┌─ The data
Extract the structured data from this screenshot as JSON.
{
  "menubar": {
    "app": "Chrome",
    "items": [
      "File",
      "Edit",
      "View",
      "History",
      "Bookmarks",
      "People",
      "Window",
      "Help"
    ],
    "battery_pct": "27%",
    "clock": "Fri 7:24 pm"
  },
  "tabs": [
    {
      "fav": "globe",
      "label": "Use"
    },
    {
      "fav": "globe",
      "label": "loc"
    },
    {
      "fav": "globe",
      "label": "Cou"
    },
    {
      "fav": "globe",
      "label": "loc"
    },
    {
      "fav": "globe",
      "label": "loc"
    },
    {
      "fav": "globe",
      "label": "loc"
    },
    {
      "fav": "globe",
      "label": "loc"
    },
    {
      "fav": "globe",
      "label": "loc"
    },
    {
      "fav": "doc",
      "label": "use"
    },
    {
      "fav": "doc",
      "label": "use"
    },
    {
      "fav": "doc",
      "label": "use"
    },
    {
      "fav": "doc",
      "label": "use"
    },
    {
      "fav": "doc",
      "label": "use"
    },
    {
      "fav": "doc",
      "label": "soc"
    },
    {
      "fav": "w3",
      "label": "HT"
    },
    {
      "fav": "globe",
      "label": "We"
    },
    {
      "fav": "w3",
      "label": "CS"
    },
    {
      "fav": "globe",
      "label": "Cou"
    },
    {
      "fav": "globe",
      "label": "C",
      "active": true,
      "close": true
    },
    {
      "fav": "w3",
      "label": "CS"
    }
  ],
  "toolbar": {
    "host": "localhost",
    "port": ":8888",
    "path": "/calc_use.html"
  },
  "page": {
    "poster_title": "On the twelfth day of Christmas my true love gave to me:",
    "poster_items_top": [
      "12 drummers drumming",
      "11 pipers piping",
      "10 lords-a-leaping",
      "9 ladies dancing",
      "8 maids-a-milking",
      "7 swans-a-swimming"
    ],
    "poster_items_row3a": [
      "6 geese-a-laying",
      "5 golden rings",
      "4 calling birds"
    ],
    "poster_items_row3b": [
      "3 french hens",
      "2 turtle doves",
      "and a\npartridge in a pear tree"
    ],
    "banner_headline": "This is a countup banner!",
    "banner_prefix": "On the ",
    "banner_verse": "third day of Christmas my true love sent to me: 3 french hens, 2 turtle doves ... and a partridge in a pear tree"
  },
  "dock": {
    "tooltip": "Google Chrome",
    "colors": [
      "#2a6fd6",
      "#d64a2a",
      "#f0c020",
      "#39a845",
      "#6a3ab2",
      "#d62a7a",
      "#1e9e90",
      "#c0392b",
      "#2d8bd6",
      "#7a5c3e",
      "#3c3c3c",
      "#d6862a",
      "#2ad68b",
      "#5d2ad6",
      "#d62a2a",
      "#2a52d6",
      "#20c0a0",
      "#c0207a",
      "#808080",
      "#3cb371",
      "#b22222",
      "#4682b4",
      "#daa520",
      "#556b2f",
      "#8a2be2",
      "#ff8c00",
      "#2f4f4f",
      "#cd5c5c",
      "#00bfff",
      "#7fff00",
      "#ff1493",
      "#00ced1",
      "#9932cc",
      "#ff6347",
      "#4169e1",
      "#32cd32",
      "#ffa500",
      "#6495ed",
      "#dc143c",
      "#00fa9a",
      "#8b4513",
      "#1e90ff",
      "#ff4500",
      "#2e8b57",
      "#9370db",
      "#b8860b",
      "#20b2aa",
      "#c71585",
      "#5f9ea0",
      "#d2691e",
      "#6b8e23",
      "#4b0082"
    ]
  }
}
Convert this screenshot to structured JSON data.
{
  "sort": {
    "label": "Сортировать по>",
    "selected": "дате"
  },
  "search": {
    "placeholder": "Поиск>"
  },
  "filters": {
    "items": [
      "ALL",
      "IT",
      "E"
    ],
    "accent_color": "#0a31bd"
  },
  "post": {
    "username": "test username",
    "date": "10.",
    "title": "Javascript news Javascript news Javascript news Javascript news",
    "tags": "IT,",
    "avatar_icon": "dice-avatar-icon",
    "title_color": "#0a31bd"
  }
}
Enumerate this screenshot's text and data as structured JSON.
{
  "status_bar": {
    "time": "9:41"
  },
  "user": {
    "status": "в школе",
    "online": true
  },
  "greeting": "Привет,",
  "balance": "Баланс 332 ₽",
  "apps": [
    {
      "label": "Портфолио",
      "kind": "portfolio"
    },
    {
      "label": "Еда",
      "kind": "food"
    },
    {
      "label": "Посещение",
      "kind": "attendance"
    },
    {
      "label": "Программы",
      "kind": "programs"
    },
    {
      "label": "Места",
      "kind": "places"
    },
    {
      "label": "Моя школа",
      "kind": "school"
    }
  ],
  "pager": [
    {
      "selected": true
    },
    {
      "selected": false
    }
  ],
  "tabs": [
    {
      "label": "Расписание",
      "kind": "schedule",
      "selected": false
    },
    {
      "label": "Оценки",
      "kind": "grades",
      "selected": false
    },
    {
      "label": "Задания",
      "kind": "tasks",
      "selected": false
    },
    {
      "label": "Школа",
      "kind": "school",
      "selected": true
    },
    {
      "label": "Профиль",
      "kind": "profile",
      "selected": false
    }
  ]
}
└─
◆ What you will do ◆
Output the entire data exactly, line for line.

◆ Task answer ◆
Extract the structured data from this screenshot as JSON.
{
  "menubar": {
    "app": "Chrome",
    "items": [
      "File",
      "Edit",
      "View",
      "History",
      "Bookmarks",
      "People",
      "Window",
      "Help"
    ],
    "battery_pct": "27%",
    "clock": "Fri 7:24 pm"
  },
  "tabs": [
    {
      "fav": "globe",
      "label": "Use"
    },
    {
      "fav": "globe",
      "label": "loc"
    },
    {
      "fav": "globe",
      "label": "Cou"
    },
    {
      "fav": "globe",
      "label": "loc"
    },
    {
      "fav": "globe",
      "label": "loc"
    },
    {
      "fav": "globe",
      "label": "loc"
    },
    {
      "fav": "globe",
      "label": "loc"
    },
    {
      "fav": "globe",
      "label": "loc"
    },
    {
      "fav": "doc",
      "label": "use"
    },
    {
      "fav": "doc",
      "label": "use"
    },
    {
      "fav": "doc",
      "label": "use"
    },
    {
      "fav": "doc",
      "label": "use"
    },
    {
      "fav": "doc",
      "label": "use"
    },
    {
      "fav": "doc",
      "label": "soc"
    },
    {
      "fav": "w3",
      "label": "HT"
    },
    {
      "fav": "globe",
      "label": "We"
    },
    {
      "fav": "w3",
      "label": "CS"
    },
    {
      "fav": "globe",
      "label": "Cou"
    },
    {
      "fav": "globe",
      "label": "C",
      "active": true,
      "close": true
    },
    {
      "fav": "w3",
      "label": "CS"
    }
  ],
  "toolbar": {
    "host": "localhost",
    "port": ":8888",
    "path": "/calc_use.html"
  },
  "page": {
    "poster_title": "On the twelfth day of Christmas my true love gave to me:",
    "poster_items_top": [
      "12 drummers drumming",
      "11 pipers piping",
      "10 lords-a-leaping",
      "9 ladies dancing",
      "8 maids-a-milking",
      "7 swans-a-swimming"
    ],
    "poster_items_row3a": [
      "6 geese-a-laying",
      "5 golden rings",
      "4 calling birds"
    ],
    "poster_items_row3b": [
      "3 french hens",
      "2 turtle doves",
      "and a\npartridge in a pear tree"
    ],
    "banner_headline": "This is a countup banner!",
    "banner_prefix": "On the ",
    "banner_verse": "third day of Christmas my true love sent to me: 3 french hens, 2 turtle doves ... and a partridge in a pear tree"
  },
  "dock": {
    "tooltip": "Google Chrome",
    "colors": [
      "#2a6fd6",
      "#d64a2a",
      "#f0c020",
      "#39a845",
      "#6a3ab2",
      "#d62a7a",
      "#1e9e90",
      "#c0392b",
      "#2d8bd6",
      "#7a5c3e",
      "#3c3c3c",
      "#d6862a",
      "#2ad68b",
      "#5d2ad6",
      "#d62a2a",
      "#2a52d6",
      "#20c0a0",
      "#c0207a",
      "#808080",
      "#3cb371",
      "#b22222",
      "#4682b4",
      "#daa520",
      "#556b2f",
      "#8a2be2",
      "#ff8c00",
      "#2f4f4f",
      "#cd5c5c",
      "#00bfff",
      "#7fff00",
      "#ff1493",
      "#00ced1",
      "#9932cc",
      "#ff6347",
      "#4169e1",
      "#32cd32",
      "#ffa500",
      "#6495ed",
      "#dc143c",
      "#00fa9a",
      "#8b4513",
      "#1e90ff",
      "#ff4500",
      "#2e8b57",
      "#9370db",
      "#b8860b",
      "#20b2aa",
      "#c71585",
      "#5f9ea0",
      "#d2691e",
      "#6b8e23",
      "#4b0082"
    ]
  }
}
Convert this screenshot to structured JSON data.
{
  "sort": {
    "label": "Сортировать по>",
    "selected": "дате"
  },
  "search": {
    "placeholder": "Поиск>"
  },
  "filters": {
    "items": [
      "ALL",
      "IT",
      "E"
    ],
    "accent_color": "#0a31bd"
  },
  "post": {
    "username": "test username",
    "date": "10.",
    "title": "Javascript news Javascript news Javascript news Javascript news",
    "tags": "IT,",
    "avatar_icon": "dice-avatar-icon",
    "title_color": "#0a31bd"
  }
}
Enumerate this screenshot's text and data as structured JSON.
{
  "status_bar": {
    "time": "9:41"
  },
  "user": {
    "status": "в школе",
    "online": true
  },
  "greeting": "Привет,",
  "balance": "Баланс 332 ₽",
  "apps": [
    {
      "label": "Портфолио",
      "kind": "portfolio"
    },
    {
      "label": "Еда",
      "kind": "food"
    },
    {
      "label": "Посещение",
      "kind": "attendance"
    },
    {
      "label": "Программы",
      "kind": "programs"
    },
    {
      "label": "Места",
      "kind": "places"
    },
    {
      "label": "Моя школа",
      "kind": "school"
    }
  ],
  "pager": [
    {
      "selected": true
    },
    {
      "selected": false
    }
  ],
  "tabs": [
    {
      "label": "Расписание",
      "kind": "schedule",
      "selected": false
    },
    {
      "label": "Оценки",
      "kind": "grades",
      "selected": false
    },
    {
      "label": "Задания",
      "kind": "tasks",
      "selected": false
    },
    {
      "label": "Школа",
      "kind": "school",
      "selected": true
    },
    {
      "label": "Профиль",
      "kind": "profile",
      "selected": false
    }
  ]
}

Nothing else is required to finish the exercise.